The health care debate in the United States has allowed a wider focus on modalities in treatment of disease. As standards of care change and the population adapts to increases in cost while dealing with other physical barriers to treatment, the general population has begun to explore alternatives to their primary care physicians. An ever-widening field of alternatives is available to anyone who explores holistic care however superficially. From acupuncture to massage therapy to herbal infusions, the possibilities to supplant or augment traditional Western medicine are vast. The question remains, are these therapies increasing in popularity?

This question has been asked by a large number of universities and scientific research centers and the answer appears to be in the affirmative. The popularity of holistic medicine is rapidly increasing in the United States, and in other Western countries. Nearly 50% of the population of the US has opted for alternative treatments for a wide variety of physical and psychological issues. Those numbers correspond with similar trends in Europe and Australia.

Several studies by prominent universities reflect a number of reasons why Americans are choosing to explore alternative therapies nearly twice as often as more conventional therapies. Holistic medicine explores the entire human body whereas conventional medicine looks at each organ individually. While this directed approach is the most suitable for treating trauma, it can be too individuated when seeking to control a chronic illness. Holistic medicine addresses the overall individual, focusing not just on the physical body but also on the mental, emotional and spiritual states.

Without the benefit of scientific studies, the layperson can see that the US population has begun to explore holistic care in ever-increasing numbers as evidenced by the astronomical increase in practitioners of yoga. As more people become familiar with the mind/body/spirit connection that is at the heart of most yoga teachings, it is natural that the practitioner would seek out that same universal dynamic when requiring health care. Within a few blocks of most yoga studios, the average observer is likely to see a number of other facilities that might provide holistic care including health food stores with separate sections complete with oils, unguents, vitamins, minerals and supplements.

Familiarity decreases fear and that is no less true when it is applied to alternative medicine. Thirty years ago, it was rare, if one was not in California or New York, to find someone who had experienced acupuncture. Today, acupuncture has become so common a therapy that many large health insurance plans will cover a series of treatments. Even veterinarians have moved towards holistic care for certain animal ailments, often supplementing a prescription of antibiotics with vitamins like niacinamide and a continuing dose of probiotics which has proven effective in preventing issues that stem from the use of antibiotics. Many veterinarians also work in conjunction with human acupuncturists who have training with animals because the work so clearly can provide pain relief and swelling reduction in most animals.

Most holistic treatments, while providing a more gentle approach to care, also tend to have fewer negative side effects than treatments recommended in a Western care environment. This fact, alone, increases the number of patients who will choose the less invasive modality.

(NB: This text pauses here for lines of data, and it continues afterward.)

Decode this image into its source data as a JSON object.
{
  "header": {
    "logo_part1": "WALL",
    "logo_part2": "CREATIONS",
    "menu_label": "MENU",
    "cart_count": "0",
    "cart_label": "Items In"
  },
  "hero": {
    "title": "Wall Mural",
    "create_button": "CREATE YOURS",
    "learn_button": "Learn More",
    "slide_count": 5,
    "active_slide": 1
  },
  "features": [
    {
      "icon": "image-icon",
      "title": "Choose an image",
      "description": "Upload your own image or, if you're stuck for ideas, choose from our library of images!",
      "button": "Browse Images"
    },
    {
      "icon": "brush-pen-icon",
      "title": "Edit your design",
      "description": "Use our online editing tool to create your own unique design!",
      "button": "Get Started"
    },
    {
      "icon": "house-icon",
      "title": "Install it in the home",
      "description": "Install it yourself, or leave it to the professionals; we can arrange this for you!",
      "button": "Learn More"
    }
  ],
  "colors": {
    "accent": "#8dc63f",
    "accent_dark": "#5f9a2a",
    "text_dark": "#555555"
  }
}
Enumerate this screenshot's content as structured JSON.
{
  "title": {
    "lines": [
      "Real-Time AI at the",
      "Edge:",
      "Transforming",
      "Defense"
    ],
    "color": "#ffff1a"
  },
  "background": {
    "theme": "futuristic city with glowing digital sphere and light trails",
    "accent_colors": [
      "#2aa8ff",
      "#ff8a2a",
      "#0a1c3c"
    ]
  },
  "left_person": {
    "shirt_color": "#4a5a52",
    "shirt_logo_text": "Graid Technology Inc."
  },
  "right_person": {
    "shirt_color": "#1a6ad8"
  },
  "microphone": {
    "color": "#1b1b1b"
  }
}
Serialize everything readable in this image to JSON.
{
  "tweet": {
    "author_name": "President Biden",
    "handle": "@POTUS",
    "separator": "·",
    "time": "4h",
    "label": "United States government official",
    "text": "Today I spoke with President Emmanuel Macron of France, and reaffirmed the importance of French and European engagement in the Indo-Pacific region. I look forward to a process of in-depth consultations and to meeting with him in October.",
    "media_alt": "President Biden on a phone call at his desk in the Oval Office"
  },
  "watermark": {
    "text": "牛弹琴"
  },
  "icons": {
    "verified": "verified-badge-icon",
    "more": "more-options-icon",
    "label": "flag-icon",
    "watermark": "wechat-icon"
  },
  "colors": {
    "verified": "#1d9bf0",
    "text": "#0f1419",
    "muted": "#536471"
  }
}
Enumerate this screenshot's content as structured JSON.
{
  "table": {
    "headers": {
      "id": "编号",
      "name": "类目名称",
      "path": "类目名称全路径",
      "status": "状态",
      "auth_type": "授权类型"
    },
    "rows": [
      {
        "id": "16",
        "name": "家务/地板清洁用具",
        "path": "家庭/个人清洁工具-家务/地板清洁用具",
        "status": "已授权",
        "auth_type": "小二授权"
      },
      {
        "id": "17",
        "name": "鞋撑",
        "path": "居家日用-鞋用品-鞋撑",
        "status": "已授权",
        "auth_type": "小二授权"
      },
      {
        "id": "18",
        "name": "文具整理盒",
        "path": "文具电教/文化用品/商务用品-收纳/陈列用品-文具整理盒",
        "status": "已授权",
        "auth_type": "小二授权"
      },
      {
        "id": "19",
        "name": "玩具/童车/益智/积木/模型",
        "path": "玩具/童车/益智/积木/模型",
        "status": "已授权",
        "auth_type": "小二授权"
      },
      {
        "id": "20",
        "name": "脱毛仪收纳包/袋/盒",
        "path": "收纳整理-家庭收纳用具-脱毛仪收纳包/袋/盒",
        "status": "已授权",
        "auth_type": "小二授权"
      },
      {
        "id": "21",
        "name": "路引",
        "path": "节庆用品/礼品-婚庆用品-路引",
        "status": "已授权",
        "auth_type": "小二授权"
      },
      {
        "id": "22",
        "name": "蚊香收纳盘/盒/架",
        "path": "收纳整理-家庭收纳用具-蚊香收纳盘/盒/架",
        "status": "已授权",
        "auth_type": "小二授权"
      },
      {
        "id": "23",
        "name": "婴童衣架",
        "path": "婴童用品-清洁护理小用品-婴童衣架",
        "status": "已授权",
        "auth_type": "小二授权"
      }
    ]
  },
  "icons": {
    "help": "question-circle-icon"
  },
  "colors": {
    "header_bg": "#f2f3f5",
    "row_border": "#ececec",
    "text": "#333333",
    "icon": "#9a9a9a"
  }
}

As the general population encounters more situations where holistic care is available and even recommended by their trusted health care professional, the opportunities to acquire such care also increase. It is inevitable that the trend towards holistic care will continue especially as more Americans become educated to the benefits of a "whole" approach to health care. Concerns about pesticides and lack of nutrients in the food supply, as well as the alarming increase in medical costs will also contribute to an increasing exploration of alternative therapies.